May 8, 2013

Think local for referendum – Opinion – Western Australian

When the City of Swan came forward with a creative plan to develop the Swan Regional Riverside Park, the Federal Government partnered with them to achieve a great environmental and cultural outcome. It was the time of the GFC and the project would create jobs and leave a legacy for the region’s swelling population. It was a similar story when the City of Armadale wanted to raise to international standard a regatta centre at Champion Lakes.  With help from the Federal Government, the centre is now one of the best in the country and is a training ground for Olympians and other elite athletes. And then in Derby, when the local Shire of Derby /West Kimberley wanted to improve the local economy and keep tourists in the region for longer, it did a deal with the Federal Government to build a new tourist and information centre that would offer jobs for Indigenous school leavers and careers in tourism.

Local and Federal Government partnerships have been commonplace for at least 40 years. They help build community infrastructure and strengthen local economies. It would probably come as a surprise then to most Australians to discover that this financial relationship between the Federal and Local Government is not actually acknowledged in our Constitution.  That is because the Constitution was drafted more than a century ago when Australia was a very different place. In those days, we were a collection of separate colonies. People rarely travelled far from home, given that the horse and cart was the main form of transport. The tasks of those earliest councils were little more than maintaining local roads and collecting rubbish which they funded via property rates.

In 2013, councils are vastly different to those that existed at Federation. No-one thinks there’s anything odd these days about them providing childcare, aged-care, employment and disability services, swimming pools, sporting fields or local roads. These days, some of this infrastructure development and service delivery is made possible by the Federal Government partnering with local government.

For example, in 2009 the Commonwealth partnered with local government to deliver the Regional and Local Community Infrastructure Program, to keep jobs in local communities and build lasting infrastructure during the Global Financial Crisis. Together, we funded over 6,000 community projects such as roads, bridges, sporting centres, libraries. That’s in addition to the $1.75 billion we’ve put directly into council roads across the country over the past three years through the Roads to Recovery scheme.

It’s important the Commonwealth is able to keep investing securely into the future and that’s exactly what including Local Government in the Constitution is about. It is about saying ‘yes’ to retain important community benefits.  It is about saying ‘yes’ to our communities. It’s about acknowledging the modern reality that we have three tiers of government. It is also important that constitutional change does not alter the fact that local governments are created by and are accountable to State Governments.

In 2011, an expert panel led by the Hon. James Spigelman AC QC concluded that financial recognition should be taken to a referendum. It urged the Commonwealth to work with the States to get their support. A Parliamentary Committee on Constitutional Recognition of Local Government was then formed to consider the findings of the expert panel. In its report tabled before the Federal Parliament in March, it agreed it was time to take the issue to a referendum. Uncertainty, it said, was affecting strategic planning and, as local councils are often the biggest single employer in both urban and regional areas, it was ‘in the economic interest of these communities to have this issue resolved’.

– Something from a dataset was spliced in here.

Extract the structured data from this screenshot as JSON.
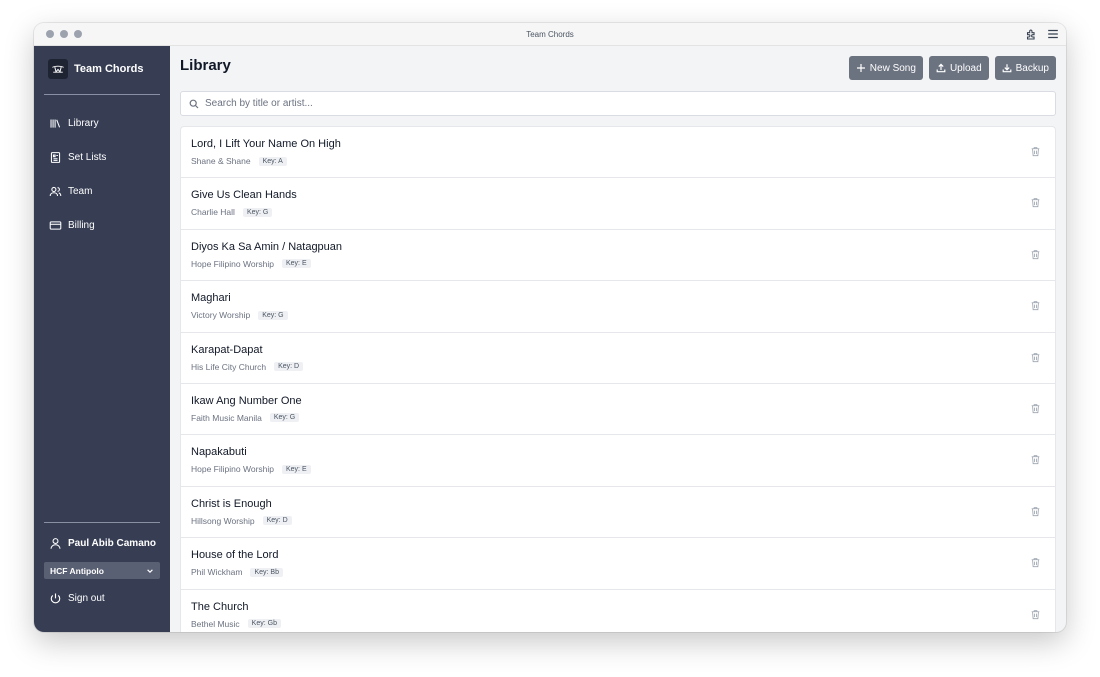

We know that for a referendum to succeed it will require bipartisan support and a broad consensus in the community. I have been encouraged with the response to consultations across the political spectrum up to this point. Such a constitutional change will merely confirm existing practice so that it reflects how our system government works. It is a modest change but one that we should all embrace.